GIVEN RECORDS section start

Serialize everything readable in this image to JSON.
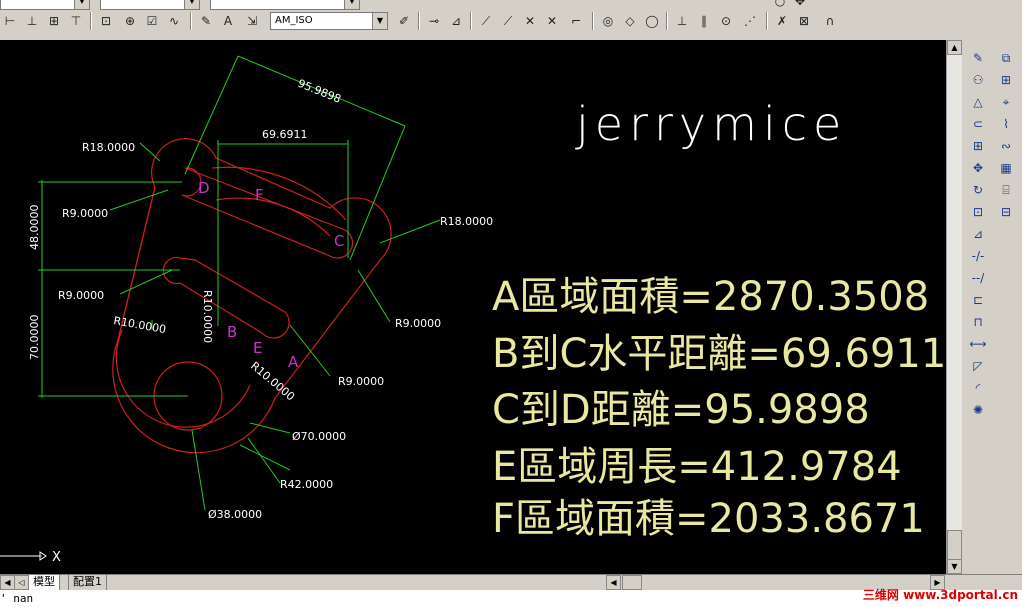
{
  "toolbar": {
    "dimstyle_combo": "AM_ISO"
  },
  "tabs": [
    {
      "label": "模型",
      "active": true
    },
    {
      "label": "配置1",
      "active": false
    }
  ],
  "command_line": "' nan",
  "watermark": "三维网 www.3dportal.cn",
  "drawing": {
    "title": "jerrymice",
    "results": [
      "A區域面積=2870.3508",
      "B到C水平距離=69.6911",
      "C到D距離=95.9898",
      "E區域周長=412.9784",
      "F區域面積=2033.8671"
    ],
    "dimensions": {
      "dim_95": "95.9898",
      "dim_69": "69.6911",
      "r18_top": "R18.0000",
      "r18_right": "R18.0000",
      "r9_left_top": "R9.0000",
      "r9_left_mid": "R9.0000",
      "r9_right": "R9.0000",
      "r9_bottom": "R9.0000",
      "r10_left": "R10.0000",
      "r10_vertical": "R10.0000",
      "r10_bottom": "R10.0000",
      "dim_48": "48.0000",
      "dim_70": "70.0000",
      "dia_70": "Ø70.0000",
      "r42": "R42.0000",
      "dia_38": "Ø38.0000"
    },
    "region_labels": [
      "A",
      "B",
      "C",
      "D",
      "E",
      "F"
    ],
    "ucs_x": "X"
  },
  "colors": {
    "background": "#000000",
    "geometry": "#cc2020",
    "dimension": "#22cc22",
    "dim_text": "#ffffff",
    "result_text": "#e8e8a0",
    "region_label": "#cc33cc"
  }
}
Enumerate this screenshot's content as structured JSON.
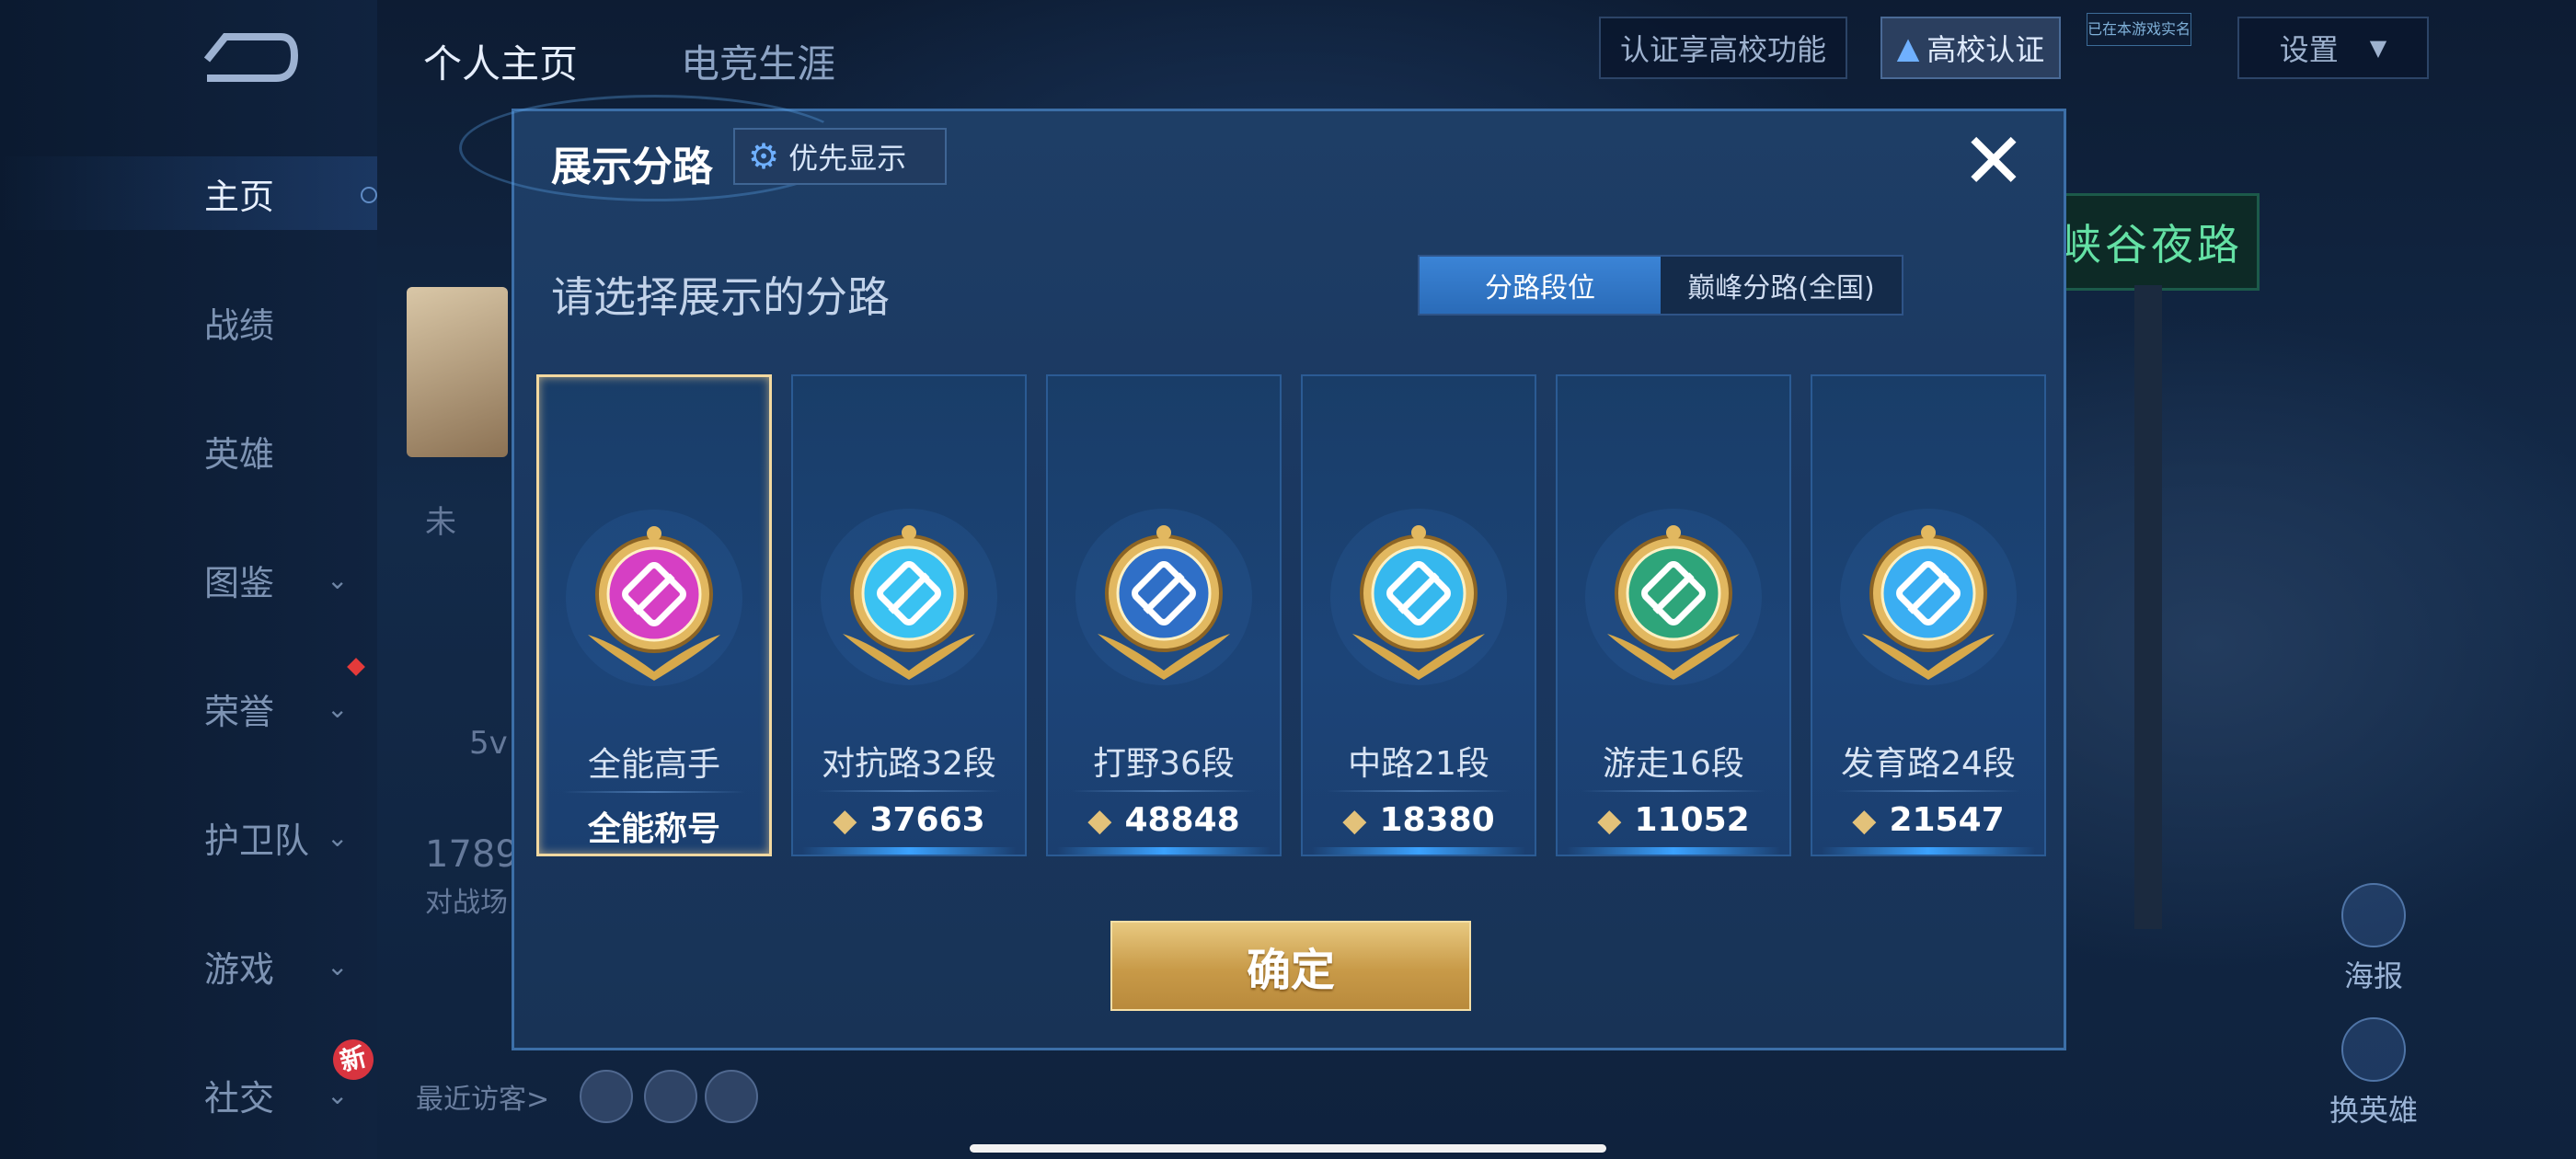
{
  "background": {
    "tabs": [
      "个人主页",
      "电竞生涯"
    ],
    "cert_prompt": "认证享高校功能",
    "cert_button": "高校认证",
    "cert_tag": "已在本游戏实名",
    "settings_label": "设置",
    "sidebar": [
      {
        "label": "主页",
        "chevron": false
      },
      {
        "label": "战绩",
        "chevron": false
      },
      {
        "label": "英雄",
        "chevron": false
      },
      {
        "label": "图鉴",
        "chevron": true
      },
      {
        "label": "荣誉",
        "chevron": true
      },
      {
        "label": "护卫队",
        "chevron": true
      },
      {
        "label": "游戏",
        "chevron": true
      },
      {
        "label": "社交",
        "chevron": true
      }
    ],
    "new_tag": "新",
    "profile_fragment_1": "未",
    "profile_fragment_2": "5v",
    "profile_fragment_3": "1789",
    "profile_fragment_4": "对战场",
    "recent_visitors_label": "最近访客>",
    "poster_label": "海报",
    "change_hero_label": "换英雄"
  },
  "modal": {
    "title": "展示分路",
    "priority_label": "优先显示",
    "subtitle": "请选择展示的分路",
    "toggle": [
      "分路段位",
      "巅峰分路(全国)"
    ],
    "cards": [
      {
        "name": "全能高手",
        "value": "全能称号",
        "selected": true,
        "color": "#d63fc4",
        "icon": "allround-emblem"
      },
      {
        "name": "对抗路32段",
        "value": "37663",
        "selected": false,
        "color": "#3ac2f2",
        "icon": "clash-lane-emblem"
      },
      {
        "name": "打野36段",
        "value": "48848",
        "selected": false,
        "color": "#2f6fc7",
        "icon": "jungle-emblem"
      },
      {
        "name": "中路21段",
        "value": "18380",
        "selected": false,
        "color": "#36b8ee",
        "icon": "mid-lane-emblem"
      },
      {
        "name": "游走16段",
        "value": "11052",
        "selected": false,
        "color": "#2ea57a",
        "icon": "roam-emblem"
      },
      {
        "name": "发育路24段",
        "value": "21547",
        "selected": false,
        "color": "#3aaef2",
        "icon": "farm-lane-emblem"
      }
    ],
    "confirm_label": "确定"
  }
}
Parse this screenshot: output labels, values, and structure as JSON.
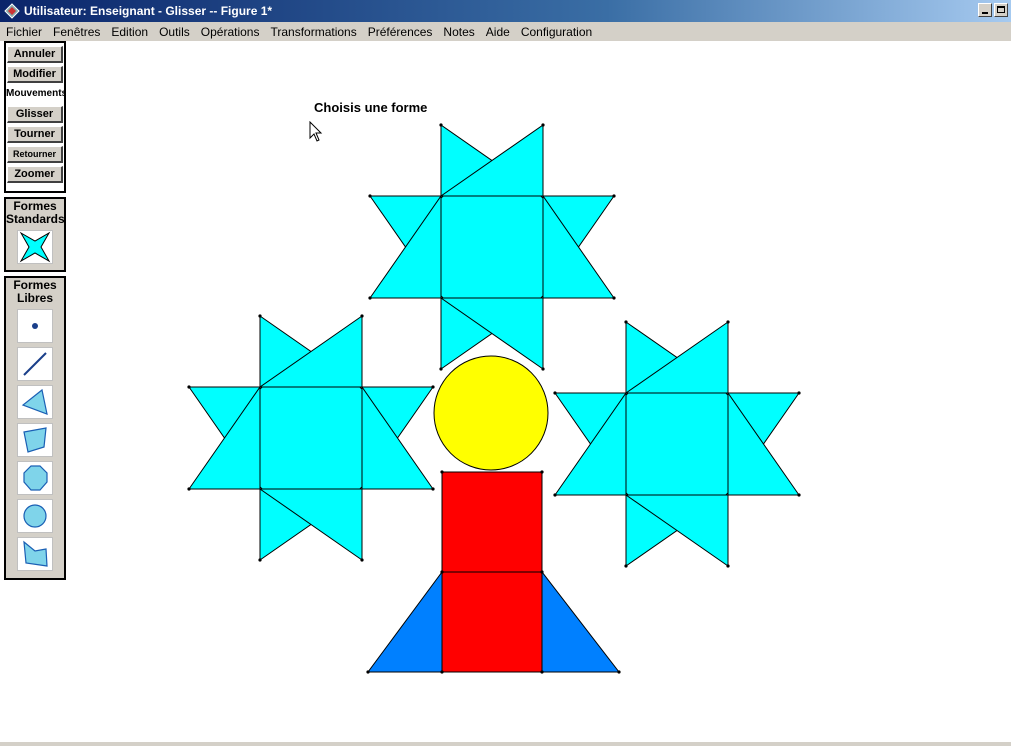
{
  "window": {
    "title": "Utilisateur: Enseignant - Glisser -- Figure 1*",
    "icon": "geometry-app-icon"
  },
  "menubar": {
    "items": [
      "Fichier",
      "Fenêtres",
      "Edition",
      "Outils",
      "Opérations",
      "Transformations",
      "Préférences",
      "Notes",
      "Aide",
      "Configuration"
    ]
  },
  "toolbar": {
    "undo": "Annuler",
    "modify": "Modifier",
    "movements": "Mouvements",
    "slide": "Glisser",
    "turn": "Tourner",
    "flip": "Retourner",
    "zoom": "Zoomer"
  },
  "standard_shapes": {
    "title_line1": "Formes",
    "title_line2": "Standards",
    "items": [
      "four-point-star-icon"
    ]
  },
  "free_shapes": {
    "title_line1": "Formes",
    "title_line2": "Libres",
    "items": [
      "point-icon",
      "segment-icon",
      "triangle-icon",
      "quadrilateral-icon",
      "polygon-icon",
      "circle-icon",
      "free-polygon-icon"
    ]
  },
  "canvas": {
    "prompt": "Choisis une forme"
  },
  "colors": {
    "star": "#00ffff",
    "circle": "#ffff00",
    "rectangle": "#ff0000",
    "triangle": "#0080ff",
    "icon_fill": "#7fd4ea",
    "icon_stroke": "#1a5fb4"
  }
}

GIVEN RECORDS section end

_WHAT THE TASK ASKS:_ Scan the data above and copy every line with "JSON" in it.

_ANSWER AREA:_
Serialize everything readable in this image to JSON.
Enumerate this screenshot's content as structured JSON.
Parse this screenshot: output labels, values, and structure as JSON.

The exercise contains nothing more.